Reproduce the records below exactly, but leave their pictures out of the copy.

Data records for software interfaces
◇ ◇ ◇ ◇ ◇

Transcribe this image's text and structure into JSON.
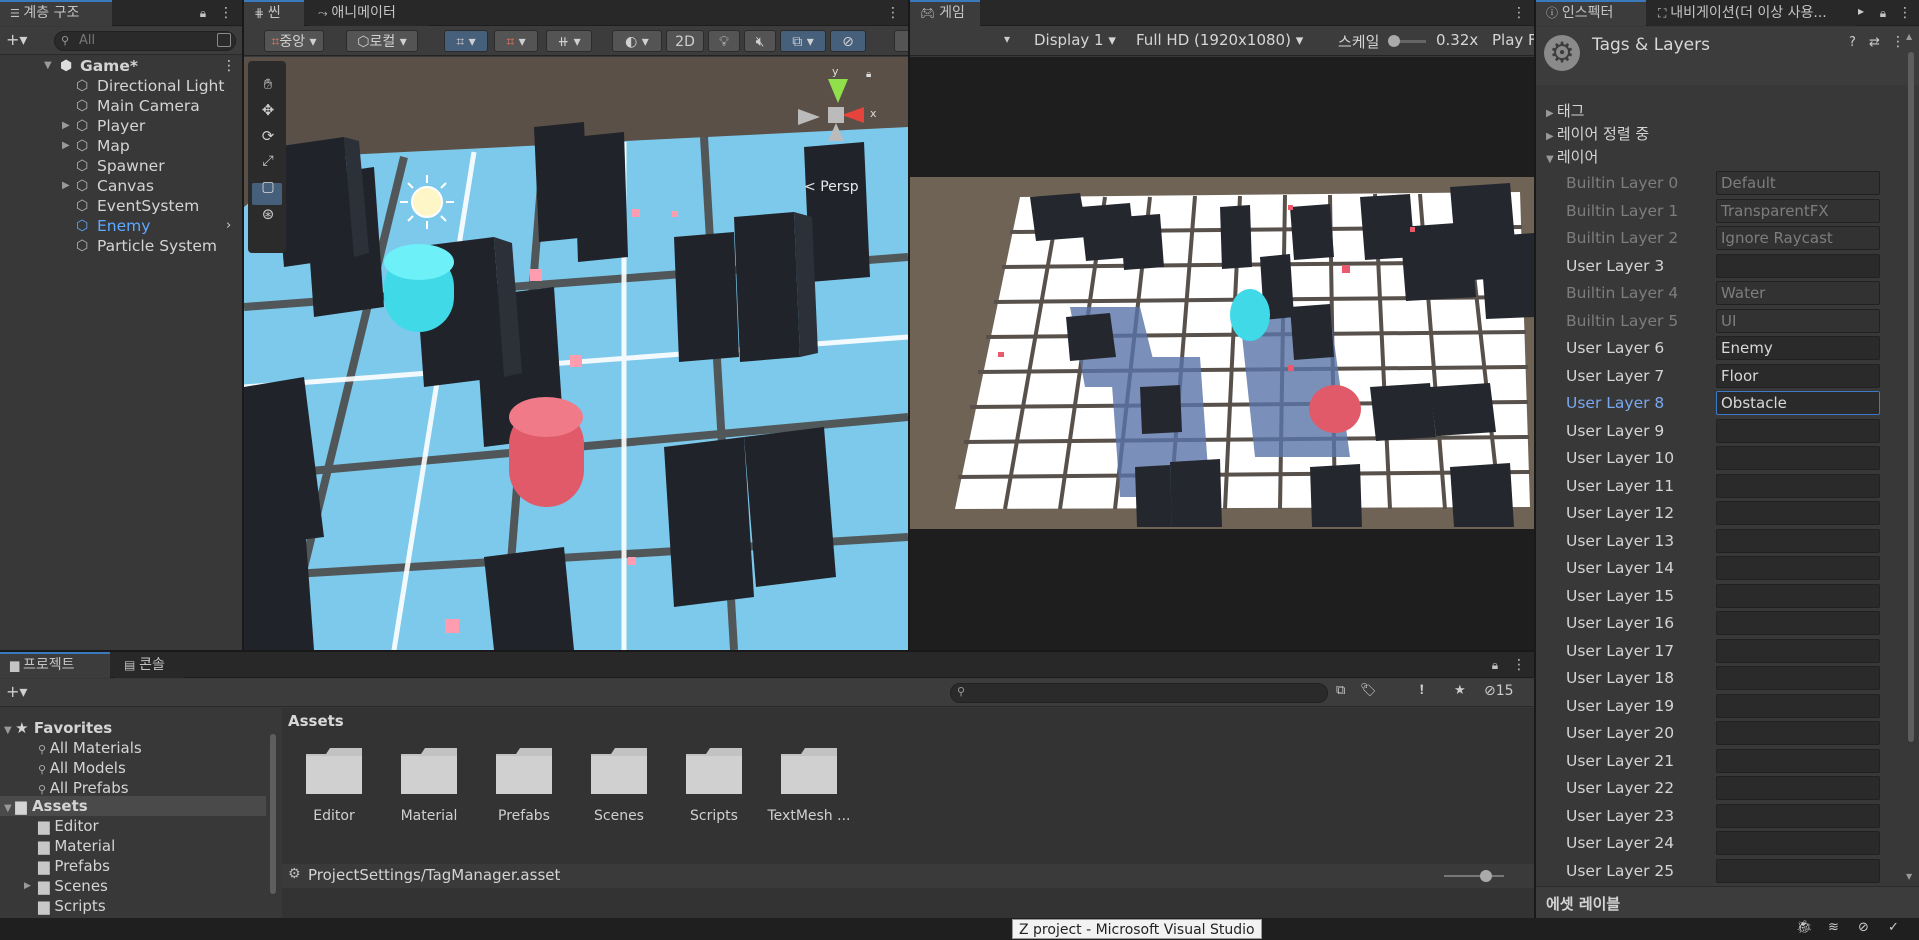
{
  "hierarchy": {
    "tab_label": "계층 구조",
    "add_label": "+▾",
    "search_placeholder": "All",
    "scene_name": "Game*",
    "items": [
      {
        "label": "Directional Light",
        "expandable": false
      },
      {
        "label": "Main Camera",
        "expandable": false
      },
      {
        "label": "Player",
        "expandable": true
      },
      {
        "label": "Map",
        "expandable": true
      },
      {
        "label": "Spawner",
        "expandable": false
      },
      {
        "label": "Canvas",
        "expandable": true
      },
      {
        "label": "EventSystem",
        "expandable": false
      },
      {
        "label": "Enemy",
        "expandable": false,
        "prefab": true
      },
      {
        "label": "Particle System",
        "expandable": false
      }
    ]
  },
  "scene": {
    "tab_label": "씬",
    "animator_tab_label": "애니메이터",
    "pivot_label": "중앙",
    "space_label": "로컬",
    "mode_2d_label": "2D",
    "persp_label": "Persp",
    "gizmo_x_label": "x",
    "gizmo_y_label": "y"
  },
  "game": {
    "tab_label": "게임",
    "display_label": "Display 1",
    "resolution_label": "Full HD (1920x1080)",
    "scale_label": "스케일",
    "scale_value": "0.32x",
    "play_label": "Play F"
  },
  "inspector": {
    "tab_label": "인스펙터",
    "nav_tab_label": "내비게이션(더 이상 사용...",
    "title": "Tags & Layers",
    "sections": {
      "tags": "태그",
      "sorting": "레이어 정렬 중",
      "layers": "레이어"
    },
    "layers": [
      {
        "name": "Builtin Layer 0",
        "value": "Default",
        "builtin": true
      },
      {
        "name": "Builtin Layer 1",
        "value": "TransparentFX",
        "builtin": true
      },
      {
        "name": "Builtin Layer 2",
        "value": "Ignore Raycast",
        "builtin": true
      },
      {
        "name": "User Layer 3",
        "value": "",
        "builtin": false
      },
      {
        "name": "Builtin Layer 4",
        "value": "Water",
        "builtin": true
      },
      {
        "name": "Builtin Layer 5",
        "value": "UI",
        "builtin": true
      },
      {
        "name": "User Layer 6",
        "value": "Enemy",
        "builtin": false
      },
      {
        "name": "User Layer 7",
        "value": "Floor",
        "builtin": false
      },
      {
        "name": "User Layer 8",
        "value": "Obstacle",
        "builtin": false,
        "selected": true
      },
      {
        "name": "User Layer 9",
        "value": "",
        "builtin": false
      },
      {
        "name": "User Layer 10",
        "value": "",
        "builtin": false
      },
      {
        "name": "User Layer 11",
        "value": "",
        "builtin": false
      },
      {
        "name": "User Layer 12",
        "value": "",
        "builtin": false
      },
      {
        "name": "User Layer 13",
        "value": "",
        "builtin": false
      },
      {
        "name": "User Layer 14",
        "value": "",
        "builtin": false
      },
      {
        "name": "User Layer 15",
        "value": "",
        "builtin": false
      },
      {
        "name": "User Layer 16",
        "value": "",
        "builtin": false
      },
      {
        "name": "User Layer 17",
        "value": "",
        "builtin": false
      },
      {
        "name": "User Layer 18",
        "value": "",
        "builtin": false
      },
      {
        "name": "User Layer 19",
        "value": "",
        "builtin": false
      },
      {
        "name": "User Layer 20",
        "value": "",
        "builtin": false
      },
      {
        "name": "User Layer 21",
        "value": "",
        "builtin": false
      },
      {
        "name": "User Layer 22",
        "value": "",
        "builtin": false
      },
      {
        "name": "User Layer 23",
        "value": "",
        "builtin": false
      },
      {
        "name": "User Layer 24",
        "value": "",
        "builtin": false
      },
      {
        "name": "User Layer 25",
        "value": "",
        "builtin": false
      }
    ],
    "footer_label": "에셋 레이블"
  },
  "project": {
    "tab_label": "프로젝트",
    "console_tab_label": "콘솔",
    "hidden_count": "15",
    "favorites_label": "Favorites",
    "favorites": [
      "All Materials",
      "All Models",
      "All Prefabs"
    ],
    "assets_label": "Assets",
    "asset_tree": [
      {
        "label": "Editor",
        "expandable": false
      },
      {
        "label": "Material",
        "expandable": false
      },
      {
        "label": "Prefabs",
        "expandable": false
      },
      {
        "label": "Scenes",
        "expandable": true
      },
      {
        "label": "Scripts",
        "expandable": false
      }
    ],
    "breadcrumb": "Assets",
    "folders": [
      "Editor",
      "Material",
      "Prefabs",
      "Scenes",
      "Scripts",
      "TextMesh ..."
    ],
    "selected_path": "ProjectSettings/TagManager.asset"
  },
  "statusbar": {
    "tooltip": "Z project - Microsoft Visual Studio"
  },
  "colors": {
    "accent": "#3a79bb",
    "selected_text": "#7aa8ef",
    "prefab_blue": "#5fa9ff",
    "panel_bg": "#383838",
    "floor_blue": "#7cc9ec"
  }
}
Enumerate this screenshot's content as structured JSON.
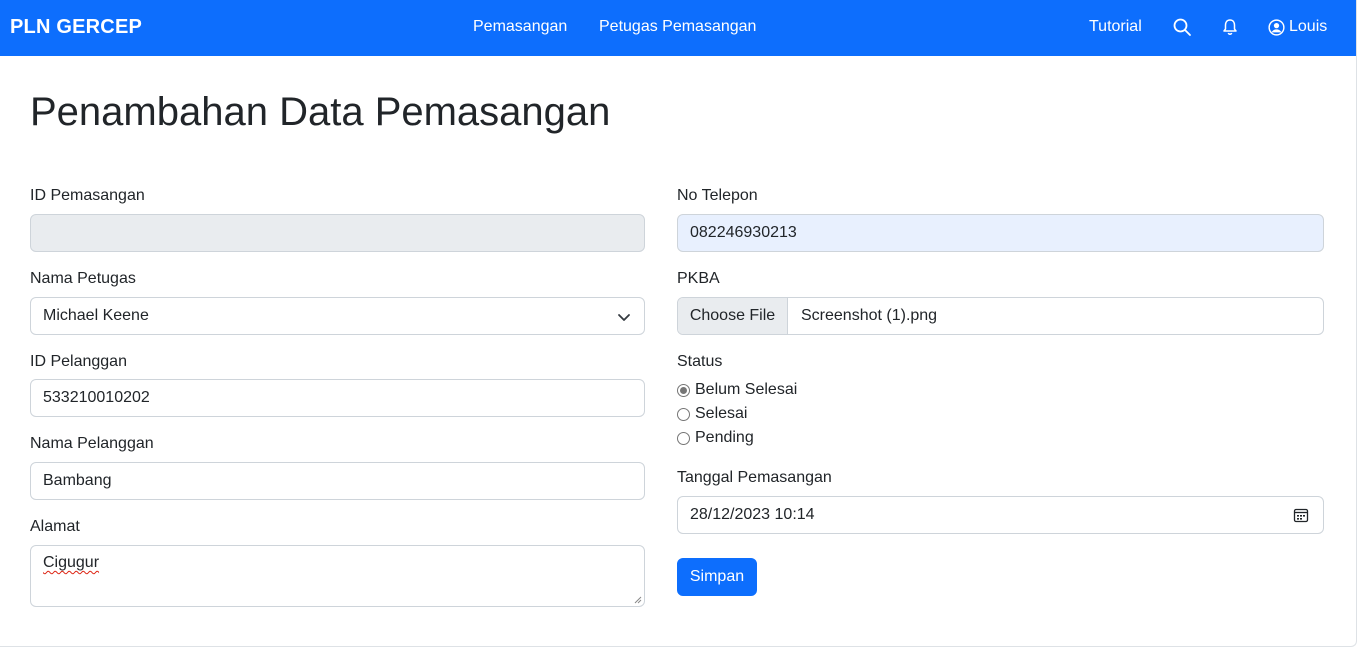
{
  "navbar": {
    "brand": "PLN GERCEP",
    "links": [
      {
        "label": "Pemasangan"
      },
      {
        "label": "Petugas Pemasangan"
      }
    ],
    "tutorial_label": "Tutorial",
    "user_name": "Louis",
    "icons": [
      "search-icon",
      "bell-icon",
      "user-circle-icon"
    ],
    "color": "#0d6efd"
  },
  "page": {
    "title": "Penambahan Data Pemasangan"
  },
  "form": {
    "id_pemasangan": {
      "label": "ID Pemasangan",
      "value": ""
    },
    "nama_petugas": {
      "label": "Nama Petugas",
      "value": "Michael Keene"
    },
    "id_pelanggan": {
      "label": "ID Pelanggan",
      "value": "533210010202"
    },
    "nama_pelanggan": {
      "label": "Nama Pelanggan",
      "value": "Bambang"
    },
    "alamat": {
      "label": "Alamat",
      "value": "Cigugur"
    },
    "no_telepon": {
      "label": "No Telepon",
      "value": "082246930213"
    },
    "pkba": {
      "label": "PKBA",
      "button_label": "Choose File",
      "file_name": "Screenshot (1).png"
    },
    "status": {
      "label": "Status",
      "options": [
        {
          "label": "Belum Selesai",
          "checked": true
        },
        {
          "label": "Selesai",
          "checked": false
        },
        {
          "label": "Pending",
          "checked": false
        }
      ]
    },
    "tanggal": {
      "label": "Tanggal Pemasangan",
      "value": "28/12/2023 10:14"
    },
    "submit_label": "Simpan"
  }
}
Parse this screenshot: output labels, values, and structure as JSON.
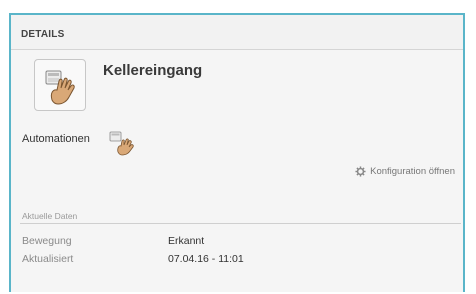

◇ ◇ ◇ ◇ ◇

ANSWER BOX
Transcribe this image's text and structure into JSON.
{
  "hierarchy": {
    "tab_label": "계층 구조",
    "add_label": "+▾",
    "search_placeholder": "All",
    "scene_name": "Game*",
    "items": [
      {
        "label": "Directional Light",
        "expandable": false
      },
      {
        "label": "Main Camera",
        "expandable": false
      },
      {
        "label": "Player",
        "expandable": true
      },
      {
        "label": "Map",
        "expandable": true
      },
      {
        "label": "Spawner",
        "expandable": false
      },
      {
        "label": "Canvas",
        "expandable": true
      },
      {
        "label": "EventSystem",
        "expandable": false
      },
      {
        "label": "Enemy",
        "expandable": false,
        "prefab": true
      },
      {
        "label": "Particle System",
        "expandable": false
      }
    ]
  },
  "scene": {
    "tab_label": "씬",
    "animator_tab_label": "애니메이터",
    "pivot_label": "중앙",
    "space_label": "로컬",
    "mode_2d_label": "2D",
    "persp_label": "Persp",
    "gizmo_x_label": "x",
    "gizmo_y_label": "y"
  },
  "game": {
    "tab_label": "게임",
    "display_label": "Display 1",
    "resolution_label": "Full HD (1920x1080)",
    "scale_label": "스케일",
    "scale_value": "0.32x",
    "play_label": "Play F"
  },
  "inspector": {
    "tab_label": "인스펙터",
    "nav_tab_label": "내비게이션(더 이상 사용...",
    "title": "Tags & Layers",
    "sections": {
      "tags": "태그",
      "sorting": "레이어 정렬 중",
      "layers": "레이어"
    },
    "layers": [
      {
        "name": "Builtin Layer 0",
        "value": "Default",
        "builtin": true
      },
      {
        "name": "Builtin Layer 1",
        "value": "TransparentFX",
        "builtin": true
      },
      {
        "name": "Builtin Layer 2",
        "value": "Ignore Raycast",
        "builtin": true
      },
      {
        "name": "User Layer 3",
        "value": "",
        "builtin": false
      },
      {
        "name": "Builtin Layer 4",
        "value": "Water",
        "builtin": true
      },
      {
        "name": "Builtin Layer 5",
        "value": "UI",
        "builtin": true
      },
      {
        "name": "User Layer 6",
        "value": "Enemy",
        "builtin": false
      },
      {
        "name": "User Layer 7",
        "value": "Floor",
        "builtin": false
      },
      {
        "name": "User Layer 8",
        "value": "Obstacle",
        "builtin": false,
        "selected": true
      },
      {
        "name": "User Layer 9",
        "value": "",
        "builtin": false
      },
      {
        "name": "User Layer 10",
        "value": "",
        "builtin": false
      },
      {
        "name": "User Layer 11",
        "value": "",
        "builtin": false
      },
      {
        "name": "User Layer 12",
        "value": "",
        "builtin": false
      },
      {
        "name": "User Layer 13",
        "value": "",
        "builtin": false
      },
      {
        "name": "User Layer 14",
        "value": "",
        "builtin": false
      },
      {
        "name": "User Layer 15",
        "value": "",
        "builtin": false
      },
      {
        "name": "User Layer 16",
        "value": "",
        "builtin": false
      },
      {
        "name": "User Layer 17",
        "value": "",
        "builtin": false
      },
      {
        "name": "User Layer 18",
        "value": "",
        "builtin": false
      },
      {
        "name": "User Layer 19",
        "value": "",
        "builtin": false
      },
      {
        "name": "User Layer 20",
        "value": "",
        "builtin": false
      },
      {
        "name": "User Layer 21",
        "value": "",
        "builtin": false
      },
      {
        "name": "User Layer 22",
        "value": "",
        "builtin": false
      },
      {
        "name": "User Layer 23",
        "value": "",
        "builtin": false
      },
      {
        "name": "User Layer 24",
        "value": "",
        "builtin": false
      },
      {
        "name": "User Layer 25",
        "value": "",
        "builtin": false
      }
    ],
    "footer_label": "에셋 레이블"
  },
  "project": {
    "tab_label": "프로젝트",
    "console_tab_label": "콘솔",
    "hidden_count": "15",
    "favorites_label": "Favorites",
    "favorites": [
      "All Materials",
      "All Models",
      "All Prefabs"
    ],
    "assets_label": "Assets",
    "asset_tree": [
      {
        "label": "Editor",
        "expandable": false
      },
      {
        "label": "Material",
        "expandable": false
      },
      {
        "label": "Prefabs",
        "expandable": false
      },
      {
        "label": "Scenes",
        "expandable": true
      },
      {
        "label": "Scripts",
        "expandable": false
      }
    ],
    "breadcrumb": "Assets",
    "folders": [
      "Editor",
      "Material",
      "Prefabs",
      "Scenes",
      "Scripts",
      "TextMesh ..."
    ],
    "selected_path": "ProjectSettings/TagManager.asset"
  },
  "statusbar": {
    "tooltip": "Z project - Microsoft Visual Studio"
  },
  "colors": {
    "accent": "#3a79bb",
    "selected_text": "#7aa8ef",
    "prefab_blue": "#5fa9ff",
    "panel_bg": "#383838",
    "floor_blue": "#7cc9ec"
  }
}
Enumerate this screenshot's content as structured JSON.
{
  "navbar": {
    "brand": "PLN GERCEP",
    "links": [
      {
        "label": "Pemasangan"
      },
      {
        "label": "Petugas Pemasangan"
      }
    ],
    "tutorial_label": "Tutorial",
    "user_name": "Louis",
    "icons": [
      "search-icon",
      "bell-icon",
      "user-circle-icon"
    ],
    "color": "#0d6efd"
  },
  "page": {
    "title": "Penambahan Data Pemasangan"
  },
  "form": {
    "id_pemasangan": {
      "label": "ID Pemasangan",
      "value": ""
    },
    "nama_petugas": {
      "label": "Nama Petugas",
      "value": "Michael Keene"
    },
    "id_pelanggan": {
      "label": "ID Pelanggan",
      "value": "533210010202"
    },
    "nama_pelanggan": {
      "label": "Nama Pelanggan",
      "value": "Bambang"
    },
    "alamat": {
      "label": "Alamat",
      "value": "Cigugur"
    },
    "no_telepon": {
      "label": "No Telepon",
      "value": "082246930213"
    },
    "pkba": {
      "label": "PKBA",
      "button_label": "Choose File",
      "file_name": "Screenshot (1).png"
    },
    "status": {
      "label": "Status",
      "options": [
        {
          "label": "Belum Selesai",
          "checked": true
        },
        {
          "label": "Selesai",
          "checked": false
        },
        {
          "label": "Pending",
          "checked": false
        }
      ]
    },
    "tanggal": {
      "label": "Tanggal Pemasangan",
      "value": "28/12/2023 10:14"
    },
    "submit_label": "Simpan"
  }
}
Parse this screenshot: output labels, values, and structure as JSON.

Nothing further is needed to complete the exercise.